Bon Appétit proved to be the perfect partner. Claire, who already was managing Carleton’s Real Food Calculator — an online instrument that tracks institutional purchasing patterns — approached General Manager Katie McKenna. Always looking to diversify the college’s local supply chain, Katie was on board from the word go.

“Bon Appétit is dedicated to being a model for change,” says Claire, who spent the first two years after she graduated from Carleton working for Bon Appétit as a Fellow. “They not only support smaller producers who have been cut out of large, concentrated supply chains, they also leverage those producers’ purchasing power, which influences larger institutions that may not be as educated [about small farms and sustainability] as they could be.”

The Hmong farmers each get a shed to store their tools

The Hmong farmers each get a shed to store their tools

Katie and former Carleton Executive Chef Gibson Price negotiated terms in 2017 for HAFA farmers to provide root vegetables to Carleton, with a heavy emphasis on yellow onions.
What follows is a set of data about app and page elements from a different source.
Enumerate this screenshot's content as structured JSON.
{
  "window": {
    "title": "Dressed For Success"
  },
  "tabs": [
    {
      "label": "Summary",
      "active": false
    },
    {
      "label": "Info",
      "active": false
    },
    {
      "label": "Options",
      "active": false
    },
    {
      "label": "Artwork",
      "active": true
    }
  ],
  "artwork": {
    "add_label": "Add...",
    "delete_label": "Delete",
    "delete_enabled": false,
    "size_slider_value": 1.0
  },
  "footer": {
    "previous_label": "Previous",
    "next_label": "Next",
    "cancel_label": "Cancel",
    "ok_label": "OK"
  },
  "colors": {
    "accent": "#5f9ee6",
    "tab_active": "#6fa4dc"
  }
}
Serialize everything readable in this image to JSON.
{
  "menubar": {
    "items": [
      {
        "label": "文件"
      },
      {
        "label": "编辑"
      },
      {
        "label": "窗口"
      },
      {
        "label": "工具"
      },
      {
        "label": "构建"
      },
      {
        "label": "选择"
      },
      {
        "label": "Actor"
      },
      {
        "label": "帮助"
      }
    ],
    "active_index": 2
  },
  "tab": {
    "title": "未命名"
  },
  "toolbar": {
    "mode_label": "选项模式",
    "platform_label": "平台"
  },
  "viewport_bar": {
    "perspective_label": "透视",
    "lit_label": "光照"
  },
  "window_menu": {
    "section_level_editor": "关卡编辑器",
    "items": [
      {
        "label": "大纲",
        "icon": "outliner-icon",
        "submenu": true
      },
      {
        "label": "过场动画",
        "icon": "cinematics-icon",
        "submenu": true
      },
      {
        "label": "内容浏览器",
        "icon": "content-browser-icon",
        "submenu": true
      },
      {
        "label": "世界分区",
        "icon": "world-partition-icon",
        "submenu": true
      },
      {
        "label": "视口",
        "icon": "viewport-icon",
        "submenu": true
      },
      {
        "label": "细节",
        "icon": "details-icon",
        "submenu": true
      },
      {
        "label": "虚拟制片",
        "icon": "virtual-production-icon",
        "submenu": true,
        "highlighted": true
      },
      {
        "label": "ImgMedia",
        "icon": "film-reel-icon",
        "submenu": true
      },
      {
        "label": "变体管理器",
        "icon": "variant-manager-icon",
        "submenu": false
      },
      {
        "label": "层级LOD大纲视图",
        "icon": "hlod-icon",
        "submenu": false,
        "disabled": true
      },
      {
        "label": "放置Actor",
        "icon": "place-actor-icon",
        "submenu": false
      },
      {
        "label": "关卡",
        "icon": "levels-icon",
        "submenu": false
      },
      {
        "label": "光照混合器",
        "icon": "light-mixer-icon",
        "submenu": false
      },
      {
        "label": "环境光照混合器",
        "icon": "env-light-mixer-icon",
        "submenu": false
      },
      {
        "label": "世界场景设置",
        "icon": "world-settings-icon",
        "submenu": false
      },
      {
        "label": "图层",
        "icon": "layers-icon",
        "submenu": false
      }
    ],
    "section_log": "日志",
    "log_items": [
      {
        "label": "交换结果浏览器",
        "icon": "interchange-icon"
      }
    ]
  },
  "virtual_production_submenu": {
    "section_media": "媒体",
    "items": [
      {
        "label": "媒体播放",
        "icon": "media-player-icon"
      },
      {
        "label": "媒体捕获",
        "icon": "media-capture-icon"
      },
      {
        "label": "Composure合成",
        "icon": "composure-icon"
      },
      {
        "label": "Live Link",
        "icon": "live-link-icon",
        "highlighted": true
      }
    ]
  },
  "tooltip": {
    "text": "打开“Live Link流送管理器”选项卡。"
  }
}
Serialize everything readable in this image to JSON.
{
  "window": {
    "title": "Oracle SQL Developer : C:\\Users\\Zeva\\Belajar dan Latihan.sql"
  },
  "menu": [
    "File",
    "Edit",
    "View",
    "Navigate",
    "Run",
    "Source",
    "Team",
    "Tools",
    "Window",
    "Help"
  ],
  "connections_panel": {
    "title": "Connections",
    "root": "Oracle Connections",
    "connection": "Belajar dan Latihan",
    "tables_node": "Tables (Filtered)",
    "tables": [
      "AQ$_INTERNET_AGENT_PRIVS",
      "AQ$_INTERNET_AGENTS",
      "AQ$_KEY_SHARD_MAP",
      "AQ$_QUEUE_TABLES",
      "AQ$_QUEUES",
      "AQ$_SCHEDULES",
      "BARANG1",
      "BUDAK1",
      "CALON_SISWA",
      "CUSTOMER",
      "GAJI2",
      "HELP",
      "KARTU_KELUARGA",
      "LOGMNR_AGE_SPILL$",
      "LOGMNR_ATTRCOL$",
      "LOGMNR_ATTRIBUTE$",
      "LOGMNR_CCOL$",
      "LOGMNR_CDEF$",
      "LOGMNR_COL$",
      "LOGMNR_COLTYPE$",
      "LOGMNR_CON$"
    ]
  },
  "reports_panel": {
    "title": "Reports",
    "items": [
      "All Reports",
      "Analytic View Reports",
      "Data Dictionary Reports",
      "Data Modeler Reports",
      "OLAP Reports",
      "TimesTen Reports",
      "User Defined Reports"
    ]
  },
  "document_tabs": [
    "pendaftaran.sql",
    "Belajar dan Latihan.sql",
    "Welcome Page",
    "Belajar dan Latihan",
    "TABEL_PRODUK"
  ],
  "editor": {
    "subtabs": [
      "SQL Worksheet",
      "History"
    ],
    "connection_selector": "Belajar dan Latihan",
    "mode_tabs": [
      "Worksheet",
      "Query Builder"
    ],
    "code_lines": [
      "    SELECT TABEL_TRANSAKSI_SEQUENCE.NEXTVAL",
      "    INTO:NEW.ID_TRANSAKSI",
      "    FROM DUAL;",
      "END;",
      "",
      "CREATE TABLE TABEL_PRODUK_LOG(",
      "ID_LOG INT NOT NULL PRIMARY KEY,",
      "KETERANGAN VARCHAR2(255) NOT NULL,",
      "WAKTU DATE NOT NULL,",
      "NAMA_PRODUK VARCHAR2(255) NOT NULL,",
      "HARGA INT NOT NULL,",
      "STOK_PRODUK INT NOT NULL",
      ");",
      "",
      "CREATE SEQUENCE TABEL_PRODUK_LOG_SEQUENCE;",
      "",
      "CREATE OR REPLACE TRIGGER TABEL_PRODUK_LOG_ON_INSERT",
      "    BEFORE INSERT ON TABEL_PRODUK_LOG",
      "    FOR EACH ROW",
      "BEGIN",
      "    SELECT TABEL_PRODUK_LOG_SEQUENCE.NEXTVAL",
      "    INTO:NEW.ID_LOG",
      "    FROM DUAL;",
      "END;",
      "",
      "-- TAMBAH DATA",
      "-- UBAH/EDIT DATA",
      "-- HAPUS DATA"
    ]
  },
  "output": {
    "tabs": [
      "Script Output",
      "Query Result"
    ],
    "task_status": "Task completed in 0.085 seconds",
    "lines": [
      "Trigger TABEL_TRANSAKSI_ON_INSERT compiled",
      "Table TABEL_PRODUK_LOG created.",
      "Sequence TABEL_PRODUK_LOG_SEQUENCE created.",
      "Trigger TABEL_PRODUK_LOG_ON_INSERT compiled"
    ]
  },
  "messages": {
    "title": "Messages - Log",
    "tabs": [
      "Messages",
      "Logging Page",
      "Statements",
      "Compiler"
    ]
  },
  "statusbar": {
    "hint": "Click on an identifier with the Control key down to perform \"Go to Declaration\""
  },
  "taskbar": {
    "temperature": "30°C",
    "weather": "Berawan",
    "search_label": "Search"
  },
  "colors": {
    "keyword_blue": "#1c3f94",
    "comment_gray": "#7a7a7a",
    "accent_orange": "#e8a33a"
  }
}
It was a transformative contract. Farmers who had previously relied exclusively on seasonal sales learned how to cure their vegetables for year-round use, which provided them with more economic security and the ability to buy seeds and plan crop rotations in advance. Forging a relationship with a national vendor and a prestigious college also augmented HAFA’s reputation, opening doors to both local lenders and prospective clients.

“Our contract with Carleton was one of the main motivators for us to embark on a million-dollar project to build a new rinse, wash, cutting, and cooling facility,” Pakou says. “Our hope was that the expansion would lead to other similar contracts so our farmers could really invest in their future. And that’s exactly what happened.”

In 2018 HAFA sold some 10,000 pounds of produce to Carleton, mostly cured onions and potatoes. It also secured contracts to provide vegetables to the Minneapolis Public Schools, Lunds & Byerlys grocery stores, and Surly Brewing. As sales increase, Pakou remains loyal to the college that set the wheels in motion, encouraging Carleton students to visit the farm, offering to speak with classes and student groups, and hiring interns from both Carleton and St. Olaf College, which is also served by Bon Appétit.

Adapted with permission from an article written for the Carleton Voice by David Schimke, Managing Editor. Photos by Mike Hazard ’73.